This has been quite the weekend to live in Chicago. A NATO protest even made its way to North Center, close to where I live. It wasn't really a NATO protest; NATO was just the megaphone, the reason to be out now, when the world might be watching. This protest had passed Mayor Emanuel's house, speaking out against the closure of six mental health facilities in Chicago. They sat down in the middle of the street for their mic check, to rally for a moment before moving on. They were just south of the grocery store where my sister and I were headed to buy supplies for a barbecue, and we joined them for a minute to listen and take a few photos. (This sort of thing doesn't happen in my neighborhood very often.) Outside the store, we heard three men talking under their breath about the group headed their way:
Sure, it was a motley crew…but I loved them for being out there. Speaking their minds. I always have. What are you doing, you bystanders who are so quick to judge? Does a mohawk make someone's argument invalid?
Bottom line, officially: I'm sick of all this. This weekend — hell, this whole movement and everything about it — has become all about black and white, and I'm sick of it. The normal, hard-working folks and the jobless freaks with nothing better to do than wear bandanas and make a ruckus. The police and the protesters.
You're either with us, or you're against us.
I'm tired of seeing otherwise reasonable people — people I would ordinarily call friends, people I usually respect — driven to black-and-white rejections of this movement essentially because they've been inconvenienced by their big-city protests. I've never heard my Spinning teacher rant about a Tea Party rally he saw on TV. But when an immigration rally downtown got in his way during a delivery last week, he was six kinds of annoyed and couldn't wait to turn his bike into a soapbox.
But guess what: Change isn't convenient. Change will probably involve you missing a deadline or having to wait to deposit that check tomorrow. The world's a big, fat shitstorm right now, and most of you aren't doing anything about it.
I'll take an impassioned group of people holding up signs for any cause over the Twitter masses kvetching about them for not having a unified message — for being worthless, unwashed hippies who should go just go home — any day.
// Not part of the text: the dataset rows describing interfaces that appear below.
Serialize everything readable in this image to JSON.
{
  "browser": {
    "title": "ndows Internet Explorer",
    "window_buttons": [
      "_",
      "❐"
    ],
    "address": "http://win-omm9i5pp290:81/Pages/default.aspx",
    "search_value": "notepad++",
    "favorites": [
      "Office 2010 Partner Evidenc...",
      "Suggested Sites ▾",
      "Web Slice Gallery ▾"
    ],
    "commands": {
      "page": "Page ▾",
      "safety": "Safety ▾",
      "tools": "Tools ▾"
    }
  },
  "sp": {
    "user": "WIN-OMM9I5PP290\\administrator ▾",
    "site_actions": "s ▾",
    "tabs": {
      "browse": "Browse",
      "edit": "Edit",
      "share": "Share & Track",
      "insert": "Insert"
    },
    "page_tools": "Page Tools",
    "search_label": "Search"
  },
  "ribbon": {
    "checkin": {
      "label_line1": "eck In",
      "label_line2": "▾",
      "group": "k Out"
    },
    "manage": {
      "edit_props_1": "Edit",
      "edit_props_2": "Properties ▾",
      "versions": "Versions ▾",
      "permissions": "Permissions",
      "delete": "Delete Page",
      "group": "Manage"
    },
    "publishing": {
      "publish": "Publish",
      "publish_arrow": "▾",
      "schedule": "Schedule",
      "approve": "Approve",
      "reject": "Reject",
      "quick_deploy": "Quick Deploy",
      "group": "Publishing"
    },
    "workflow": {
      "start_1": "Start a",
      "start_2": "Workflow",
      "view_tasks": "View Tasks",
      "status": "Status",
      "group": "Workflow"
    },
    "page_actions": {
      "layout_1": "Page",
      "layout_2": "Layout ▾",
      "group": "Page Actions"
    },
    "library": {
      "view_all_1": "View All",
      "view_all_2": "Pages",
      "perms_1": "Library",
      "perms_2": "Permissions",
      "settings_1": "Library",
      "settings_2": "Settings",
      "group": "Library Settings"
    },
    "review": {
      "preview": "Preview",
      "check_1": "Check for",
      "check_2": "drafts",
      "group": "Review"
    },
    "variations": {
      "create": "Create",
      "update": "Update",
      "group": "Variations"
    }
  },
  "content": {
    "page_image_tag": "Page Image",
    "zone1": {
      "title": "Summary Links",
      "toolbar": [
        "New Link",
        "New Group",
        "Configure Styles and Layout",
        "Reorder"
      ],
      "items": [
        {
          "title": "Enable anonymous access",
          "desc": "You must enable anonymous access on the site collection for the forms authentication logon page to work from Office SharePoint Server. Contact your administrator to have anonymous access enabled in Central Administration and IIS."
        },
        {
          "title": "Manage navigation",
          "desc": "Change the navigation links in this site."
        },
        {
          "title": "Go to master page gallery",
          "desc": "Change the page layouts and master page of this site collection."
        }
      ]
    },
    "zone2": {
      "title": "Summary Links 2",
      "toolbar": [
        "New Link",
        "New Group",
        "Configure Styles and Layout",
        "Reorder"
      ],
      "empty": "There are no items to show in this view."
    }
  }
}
This has turned me into a ranting freak, too, and at times, I'm not even sure of what I'm saying. Maybe that makes me part of the problem.
I guess we all think we're right.
But I know this and will state it for the record: I don't like violence. At all. I don't like NATO because it's a big, four-letter vehicle for the most powerful countries in the world to perpetuate war under the umbrella of "defense." (Horseshit.) I don't like the police who show up wearing gas masks, holding billy clubs they're not afraid to use. I don't like the protesters who hide their faces behind Guy Fawkes masks, throwing bricks and starting a bunch of nonsense.
I'm tired of police in riot gear; I'm tired of protesters provoking them. I'm tired of reading live streams of protests like the one today at Michigan and Cermak, scared of what I can't see, fearing the worst. I'm tired of cringing at sensationalized television footage, wondering who will draw first blood and whether I'll see it.
I know that change isn't pretty. Change gets violent. But I hate that it has started happening so close to me.
Still, I'm more than a little embarrassed that I spent the day eating brunch, window shopping and starting fights on Twitter — from Starbucks, for God's sake — instead of actually getting involved. What does it mean to get involved, though? Is this "getting involved"?
Who can say?
These are complicated times.